The Obama administration’s insistence on further delaying a court ruling against the National Security Agency’s telephone surveillance program indicates the government actually was spying on “everyone,” charges a brief by the plaintiffs.
The administration is arguing that immediate compliance with an order to remove a few names and phone numbers from its database would effectively require that it shut down the whole program.
“This is absurd,” charged Larry Klayman of Freedom Watch, who sued the NSA over its telephone monitoring programs on behalf of himself and several others.
“Unequivocally, the public’s interest in combating terrorism is of paramount important for the United States and its citizens,” Klayman acknowledged. “But the notion that after being on notice of their constitutional violations and illegal activity for two years, appellants, with arguably (and hopefully) the highest technological supercomputer in the world, have failed to decipher a way to remove a mere two names or phone numbers from the database, first underscores that the database has never truly served its own purpose, and second, confirms the fact that the appellants have indeed been surveilling everyone.”
U.S. District Court Judge Richard Leon found the program likely unconstitutional and ordered the government immediately to stop collecting information from several plaintiffs. The Obama administration went to the U.S. Court of Appeals for the District of Columbia and asked the judges to delay the order.
Klayman on Thursday filed an argument against the administration’s request.
He noted that the judiciary has found that the loss of freedoms, “for even minimal periods of time, unquestionably constitutes irreparable injury.”
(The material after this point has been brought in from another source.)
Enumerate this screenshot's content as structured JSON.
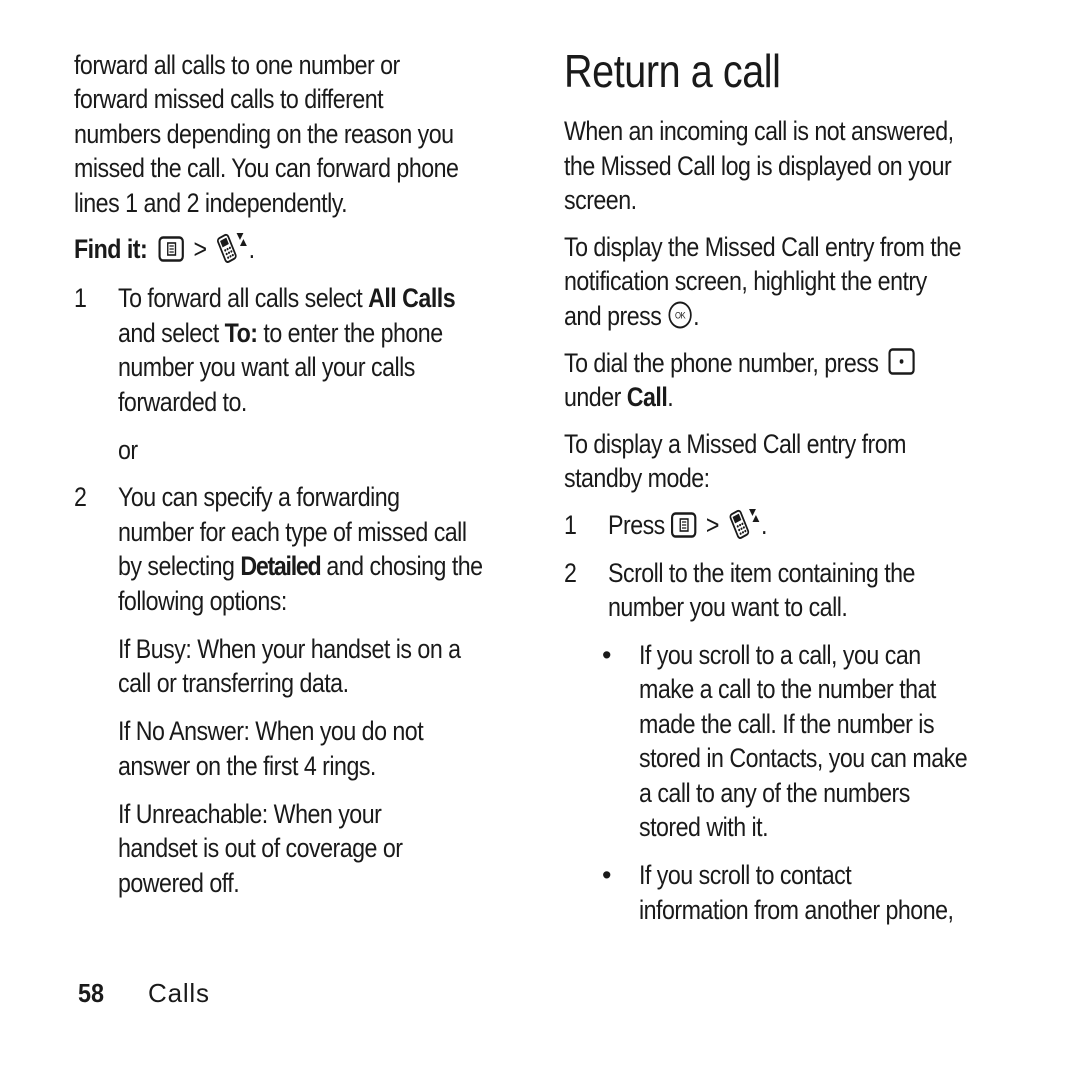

“This loss of constitutional freedoms is precisely what has occurred and is continuing to occur here. The only issue before this court prior to a full appeal is whether removing two names or phone numbers from their supercomputer would irreparable harm appellants. The answer is plainly no.”